### WHAT IS BEING ASKED
All of the data must be returned exactly as given.

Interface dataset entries
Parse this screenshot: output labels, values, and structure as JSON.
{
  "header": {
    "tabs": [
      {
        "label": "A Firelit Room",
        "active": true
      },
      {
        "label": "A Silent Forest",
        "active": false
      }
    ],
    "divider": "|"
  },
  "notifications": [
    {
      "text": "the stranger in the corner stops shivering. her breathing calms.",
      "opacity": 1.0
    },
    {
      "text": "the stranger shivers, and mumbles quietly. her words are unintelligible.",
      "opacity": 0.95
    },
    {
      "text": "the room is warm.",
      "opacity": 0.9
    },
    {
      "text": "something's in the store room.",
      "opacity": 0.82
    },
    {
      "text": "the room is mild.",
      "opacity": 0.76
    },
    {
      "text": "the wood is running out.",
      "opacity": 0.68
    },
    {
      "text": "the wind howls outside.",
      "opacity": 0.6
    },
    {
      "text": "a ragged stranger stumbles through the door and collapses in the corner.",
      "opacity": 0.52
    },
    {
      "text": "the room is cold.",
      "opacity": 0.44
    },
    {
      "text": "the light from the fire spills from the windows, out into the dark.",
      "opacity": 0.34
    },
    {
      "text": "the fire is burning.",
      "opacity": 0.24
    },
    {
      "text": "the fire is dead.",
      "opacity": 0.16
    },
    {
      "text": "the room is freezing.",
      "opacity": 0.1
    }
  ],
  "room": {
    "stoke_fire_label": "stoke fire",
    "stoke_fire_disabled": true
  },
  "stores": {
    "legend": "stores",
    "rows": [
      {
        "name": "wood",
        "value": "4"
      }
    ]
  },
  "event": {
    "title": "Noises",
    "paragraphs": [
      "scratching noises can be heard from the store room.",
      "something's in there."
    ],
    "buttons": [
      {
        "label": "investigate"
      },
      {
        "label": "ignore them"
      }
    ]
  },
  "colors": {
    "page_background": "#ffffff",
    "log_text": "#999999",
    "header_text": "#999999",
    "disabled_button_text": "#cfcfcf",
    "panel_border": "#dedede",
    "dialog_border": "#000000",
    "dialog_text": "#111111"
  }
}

### OUTPUT OF THE TASK
Parse this screenshot: output labels, values, and structure as JSON.
{
  "header": {
    "tabs": [
      {
        "label": "A Firelit Room",
        "active": true
      },
      {
        "label": "A Silent Forest",
        "active": false
      }
    ],
    "divider": "|"
  },
  "notifications": [
    {
      "text": "the stranger in the corner stops shivering. her breathing calms.",
      "opacity": 1.0
    },
    {
      "text": "the stranger shivers, and mumbles quietly. her words are unintelligible.",
      "opacity": 0.95
    },
    {
      "text": "the room is warm.",
      "opacity": 0.9
    },
    {
      "text": "something's in the store room.",
      "opacity": 0.82
    },
    {
      "text": "the room is mild.",
      "opacity": 0.76
    },
    {
      "text": "the wood is running out.",
      "opacity": 0.68
    },
    {
      "text": "the wind howls outside.",
      "opacity": 0.6
    },
    {
      "text": "a ragged stranger stumbles through the door and collapses in the corner.",
      "opacity": 0.52
    },
    {
      "text": "the room is cold.",
      "opacity": 0.44
    },
    {
      "text": "the light from the fire spills from the windows, out into the dark.",
      "opacity": 0.34
    },
    {
      "text": "the fire is burning.",
      "opacity": 0.24
    },
    {
      "text": "the fire is dead.",
      "opacity": 0.16
    },
    {
      "text": "the room is freezing.",
      "opacity": 0.1
    }
  ],
  "room": {
    "stoke_fire_label": "stoke fire",
    "stoke_fire_disabled": true
  },
  "stores": {
    "legend": "stores",
    "rows": [
      {
        "name": "wood",
        "value": "4"
      }
    ]
  },
  "event": {
    "title": "Noises",
    "paragraphs": [
      "scratching noises can be heard from the store room.",
      "something's in there."
    ],
    "buttons": [
      {
        "label": "investigate"
      },
      {
        "label": "ignore them"
      }
    ]
  },
  "colors": {
    "page_background": "#ffffff",
    "log_text": "#999999",
    "header_text": "#999999",
    "disabled_button_text": "#cfcfcf",
    "panel_border": "#dedede",
    "dialog_border": "#000000",
    "dialog_text": "#111111"
  }
}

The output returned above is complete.